#7
05-30-2012, 10:35 AM
 mydauphin Senior Member Join Date: Apr 2007 Rep: 575 Posts: 1,929 Location: Florida
I find most welders charge by the job... not the foot or the hour. Unless you hire one full time and just pay by the hour. Speed of production depends on thickness, conditions, equipment and type of welding.

Then you also have cost of fitting pieces, prepping and grinding.
I figure it differently, measure by days of work. It doesn't matter if welder can weld a foot or a mile but how much can you have ready for him to weld. Most welders can go faster than you can get materials ready for him to weld. So if it takes you five days to fit
the piece up, and he is welding along those 5 days then it take 5 days of welding.
#8
05-30-2012, 01:37 PM
 Stumble Senior Member Join Date: Oct 2008 Rep: 670 Posts: 1,308 Location: New Orleans
I am sorry if it wasn't clear. 2.8lbs/hr is the amount of weld material a average welder should be abe to apply. This is just the welding industry standard, not specific to boat building. NOT the weight in metal a welder can weld up in an hour.
__________________
Greg Rubin
Salesman - Allied Titanium
http://www.alliedtitanium.com/produc...dc_Results.php
#9
05-30-2012, 10:56 PM
 messabout Senior Member Join Date: Jan 2006 Rep: 1029 Posts: 1,679 Location: Lakeland Fl USA
OK you asked about downtime for cigarettes and such. That depends on how tight a shop you are running. It has a lot to do with the quality and skill of leadership as well.

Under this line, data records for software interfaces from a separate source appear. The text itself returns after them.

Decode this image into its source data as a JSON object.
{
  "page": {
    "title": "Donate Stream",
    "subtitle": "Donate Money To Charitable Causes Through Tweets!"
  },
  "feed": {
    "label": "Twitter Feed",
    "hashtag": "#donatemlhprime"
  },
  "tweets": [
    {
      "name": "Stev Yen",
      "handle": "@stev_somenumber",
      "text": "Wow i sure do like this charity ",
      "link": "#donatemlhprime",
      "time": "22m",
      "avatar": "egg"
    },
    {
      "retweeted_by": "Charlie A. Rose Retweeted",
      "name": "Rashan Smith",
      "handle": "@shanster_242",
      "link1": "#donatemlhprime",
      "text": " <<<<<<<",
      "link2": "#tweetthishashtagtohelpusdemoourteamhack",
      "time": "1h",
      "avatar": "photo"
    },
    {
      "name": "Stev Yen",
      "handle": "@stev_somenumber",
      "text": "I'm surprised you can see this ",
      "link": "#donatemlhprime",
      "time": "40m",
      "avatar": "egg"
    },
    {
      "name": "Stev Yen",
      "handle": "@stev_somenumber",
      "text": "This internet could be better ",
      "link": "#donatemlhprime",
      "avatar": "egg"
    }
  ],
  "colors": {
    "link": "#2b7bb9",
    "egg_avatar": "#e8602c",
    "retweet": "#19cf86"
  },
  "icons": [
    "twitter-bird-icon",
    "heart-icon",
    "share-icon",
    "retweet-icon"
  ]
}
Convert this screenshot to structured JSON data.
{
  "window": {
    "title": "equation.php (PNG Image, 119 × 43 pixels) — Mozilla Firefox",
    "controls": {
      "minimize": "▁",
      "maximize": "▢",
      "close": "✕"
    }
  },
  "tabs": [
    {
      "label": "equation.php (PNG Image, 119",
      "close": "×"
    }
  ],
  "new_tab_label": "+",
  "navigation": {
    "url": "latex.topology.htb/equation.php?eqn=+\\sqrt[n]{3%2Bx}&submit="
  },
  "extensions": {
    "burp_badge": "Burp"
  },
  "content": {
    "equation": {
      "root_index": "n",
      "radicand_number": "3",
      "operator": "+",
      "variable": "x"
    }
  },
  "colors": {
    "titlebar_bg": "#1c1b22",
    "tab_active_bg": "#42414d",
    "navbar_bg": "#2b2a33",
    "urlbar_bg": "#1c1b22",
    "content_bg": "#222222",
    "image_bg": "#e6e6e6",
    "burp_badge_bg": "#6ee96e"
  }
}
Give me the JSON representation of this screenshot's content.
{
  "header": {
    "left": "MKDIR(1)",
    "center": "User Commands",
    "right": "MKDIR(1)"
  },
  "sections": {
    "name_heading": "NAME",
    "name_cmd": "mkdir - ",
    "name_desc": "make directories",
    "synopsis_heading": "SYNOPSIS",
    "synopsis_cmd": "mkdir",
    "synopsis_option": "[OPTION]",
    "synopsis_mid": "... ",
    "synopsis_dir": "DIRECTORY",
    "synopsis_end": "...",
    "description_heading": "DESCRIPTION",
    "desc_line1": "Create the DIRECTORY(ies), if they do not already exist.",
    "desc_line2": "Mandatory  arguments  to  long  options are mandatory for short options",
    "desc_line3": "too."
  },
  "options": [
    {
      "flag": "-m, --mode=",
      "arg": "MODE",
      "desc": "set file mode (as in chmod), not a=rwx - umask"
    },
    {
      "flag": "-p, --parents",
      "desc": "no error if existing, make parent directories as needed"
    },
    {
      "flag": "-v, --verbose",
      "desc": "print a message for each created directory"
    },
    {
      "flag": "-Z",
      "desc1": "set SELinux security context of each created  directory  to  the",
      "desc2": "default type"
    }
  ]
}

Manufacturing engineers in the US often use a factor they call PF&D. That is personal, fatigue, and delay. The personal part is for cigarettes, bathroom breaks, getting a drink of water and so on. The fatigue part is based on the reality that a worker will not move as quickly in the sixth hour as he might have in the second hour. He may rest for a minute or more several times a day. Delay part addresses the probability that a part will have to be fetched, a machine may break down, or precut parts do not fit and repair will be needed and a whole lot of small things that cause delay.

A PF&D rate of 17% is used in many well organized industries. That means that you will get 83% of actual production but you will be paying for 100%. Obviously you have to fiddle these numbers to suit your own application. I would not even think of bidding a job without adding the phantom seventeen percent or more.